The training itself must include three basic elements: assessment, training and evaluation.
During the assessment, a decision is made on what the trainee knows. The next decision is what needs to be taught. The training should provide knowledge and procedural and motor skills necessary. Once training is complete, the employee is evaluated. It needs to be determined if the skills taught have been learned. The employee should be checked on an ongoing basis until he or she has mastered the skills.
As advances are made in technique, the industry has been able to turn its attention to topics. The Occupational Safety and Health Administration (OSHA) now offers Web pages (www.osha.gov) specific to electrical safety. It even provides an eTool on Ergonomics: Solutions for Electrical Contractors. An eTool is a stand-alone, interactive, Web-based training tool. In addition to the ergonomics eTool, there are other construction topics covered, such as scaffolding, lead, asbestos and cadmium, which may be useful to electrical contractors.
Groups, such as the Electrical Transmission and Distribution Construction Contractors and Trade Associations, have developed industry-specific programs. The partnership now offers an OSHA 10-hour construction outreach specifically for line workers.
Per the Web site, www.necanet.org/job/safety, NECA continues to offer more industry-specific training material.
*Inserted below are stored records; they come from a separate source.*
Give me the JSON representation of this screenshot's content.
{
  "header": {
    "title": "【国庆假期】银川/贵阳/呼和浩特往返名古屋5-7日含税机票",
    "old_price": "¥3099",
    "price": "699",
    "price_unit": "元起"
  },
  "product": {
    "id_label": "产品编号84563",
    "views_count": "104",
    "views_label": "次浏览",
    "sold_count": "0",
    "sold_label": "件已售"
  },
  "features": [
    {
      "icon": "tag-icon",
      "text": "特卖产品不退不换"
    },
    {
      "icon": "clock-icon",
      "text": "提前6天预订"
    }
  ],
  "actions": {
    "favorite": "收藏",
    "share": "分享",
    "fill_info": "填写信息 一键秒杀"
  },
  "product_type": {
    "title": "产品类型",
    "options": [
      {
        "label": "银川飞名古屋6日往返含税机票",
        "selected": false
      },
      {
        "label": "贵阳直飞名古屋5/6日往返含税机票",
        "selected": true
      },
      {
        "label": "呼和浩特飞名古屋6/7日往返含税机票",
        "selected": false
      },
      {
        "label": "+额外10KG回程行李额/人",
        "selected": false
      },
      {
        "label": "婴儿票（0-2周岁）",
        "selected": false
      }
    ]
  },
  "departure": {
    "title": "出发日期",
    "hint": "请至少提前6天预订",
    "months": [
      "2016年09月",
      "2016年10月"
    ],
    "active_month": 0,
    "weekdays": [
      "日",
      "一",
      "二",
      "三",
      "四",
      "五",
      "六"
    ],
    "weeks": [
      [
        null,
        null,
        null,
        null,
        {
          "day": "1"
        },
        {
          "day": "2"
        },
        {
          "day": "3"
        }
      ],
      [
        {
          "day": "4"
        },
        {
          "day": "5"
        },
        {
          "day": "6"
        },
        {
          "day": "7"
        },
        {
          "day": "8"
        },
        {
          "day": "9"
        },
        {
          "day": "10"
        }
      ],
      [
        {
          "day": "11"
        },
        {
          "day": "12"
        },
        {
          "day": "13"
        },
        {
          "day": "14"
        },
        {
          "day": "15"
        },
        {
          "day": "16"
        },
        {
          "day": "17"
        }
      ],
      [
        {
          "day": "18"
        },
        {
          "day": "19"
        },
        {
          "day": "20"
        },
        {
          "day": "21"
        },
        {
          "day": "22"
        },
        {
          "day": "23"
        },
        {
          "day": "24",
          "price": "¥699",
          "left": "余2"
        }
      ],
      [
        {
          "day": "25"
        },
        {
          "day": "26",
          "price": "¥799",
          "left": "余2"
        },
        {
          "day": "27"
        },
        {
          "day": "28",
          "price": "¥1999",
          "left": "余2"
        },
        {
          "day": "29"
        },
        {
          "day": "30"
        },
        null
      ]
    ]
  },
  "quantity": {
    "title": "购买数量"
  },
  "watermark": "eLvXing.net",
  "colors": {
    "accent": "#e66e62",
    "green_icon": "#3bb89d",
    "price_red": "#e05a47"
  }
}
Its personal protective equipment (PPE) selector guide and Guide to NFPA 70E Lockout/Tagout CDs and manuals are resources for training.
So really, there is a lot of new stuff to find in safety training. Electrical contractors can be more particular in the resources they use for training. They also can raise their training to a higher level by using techniques that have been studied and proven. All contractors should think about what’s new in safety training and try to find the resources and techniques that can provide the most effective training, regardless of generational differences.
O’CONNOR is with Intec, a safety consulting, training and publishing firm that offers on-site assistance and produces manuals, training videos and software for contractors. Based in Waverly, Pa., he can be reached at 607.624.7159 or firstname.lastname@example.org.